I heard the bell toll on thy burial day,

I saw the hearse that bore thee slow away,

and turning from my nursery window, drew,

a long, long sigh, and wept a last adieu!

William’s father sent him to boarding school after his mother’s death, where, for years, he was cruelly bullied. His fiancée’s father later forbade the marriage after a two-year engagement. He suffered repeated episodes of deep depression and wrote, “I was struck with such a dejection of spirits, as none but they who have felt the same, can have the least conception of. Day and night I was upon the rack, lying down in horror, and rising up in despair.”

At age 31, he suffered a severe mental breakdown and three times attempted suicide. Committed to a psychiatric facility, he met an evangelical Christian who shared the gospel with him. God wonderfully saved him, and he experienced real, glorious change.
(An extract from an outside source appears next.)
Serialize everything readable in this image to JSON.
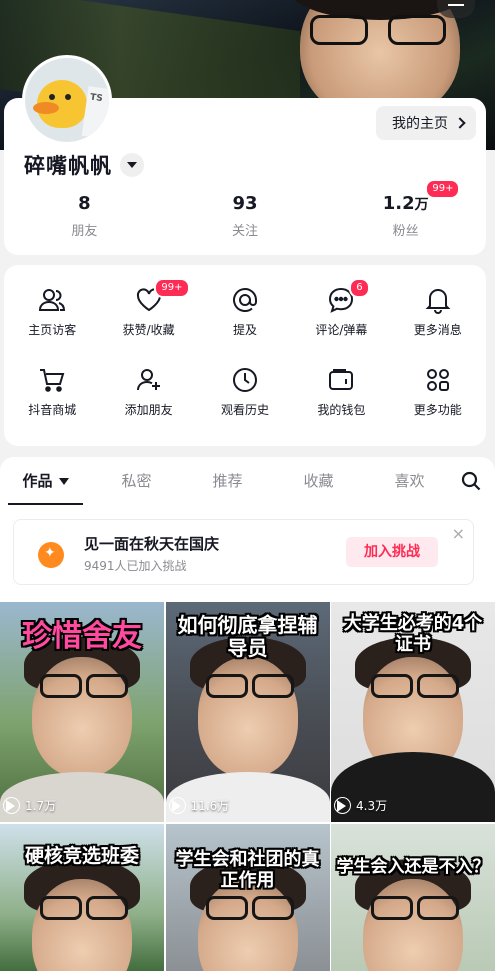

But it was not the end of his darkness.

He underwent at least four more episodes of deep depression and, shortly before his death, he said, “I feel unutterable despair.” This was the same William—William Cowper—who gave us such glorious hymns as “There is a Fountain Filled with Blood” and “God Moves in a Mysterious Way.” He believed the gospel, yet battled deep darkness.

Job could relate. After suffering unimaginable loss, as recorded in the opening two chapters, he finally broke silence in chapter 3. In doing so, he uttered one of the deepest lamentations in all of Scripture. Job’s lament in this chapter unveils the folly of happy-clappy, triumphalistic Christianity. The same man who glorious declared, “The LORD gave, and the LORD has taken away; blessed be the name of the LORD” (1:21) and asked, “Shall we receive good from God, and shall we not receive evil?” (2:10) also cursed the day of his birth and wished he had never been born.

Christopher Ash highlights two key aspects of Job’s lament, which help us to understand the utter darkness that consumed him.

First, in his darkness, Job could only look back. In this chapter, there is no forward looking—no future hope. He could only lament all the affliction that had befallen him.

Second, in his darkness, Job could find no rest. Unlike some of the other chapters in this book, Job could not seem to find any glimmer of hope in his darkness. His lament does not end with a glorious, Habakkuk-like cry of faith. It’s all restless darkness. But it is deeply honest.

As we reflect on Job’s bitter lament, we should pause to consider at least four important truths.

First, we must recognise that genuine believers may go through times of desperate depression. No one would call Job’s faith into question despite his darkness. We must be careful of questioning a person’s profession to faith because they experience deep darkness.

Second, affliction is no sure evidence that someone is not a believer, or that they have somehow sinned against God despite their belief. Job was a blameless believer who experienced suffering beyond what most of us can imagine. It is possible for a believer, who has not sinned, to face utter dereliction from God’s hand.

Third, be prepared that your close walk with Christ may result in you walking through times of deep darkness—perhaps even deeper than if you had compromised in your walk with him. It was because Job was so upright that he faced such affliction.

Fourth, learn from Job’s affliction how to weep with those who weep. It is a sad reality, which has been noted by many, that Job’s friends were at their best in 2:11–13—when they were silent. Their folly begins to unfold in chapter 4. Often, people who are in deep despair don’t need our words of wisdom as much as they need to know that we mourn with them.

As you reflect on Job 3 this morning, ask God to help you learn these lessons, so that you will not condemn those who suffer affliction but, prepared to face affliction yourself, will learn to weep with those who weep.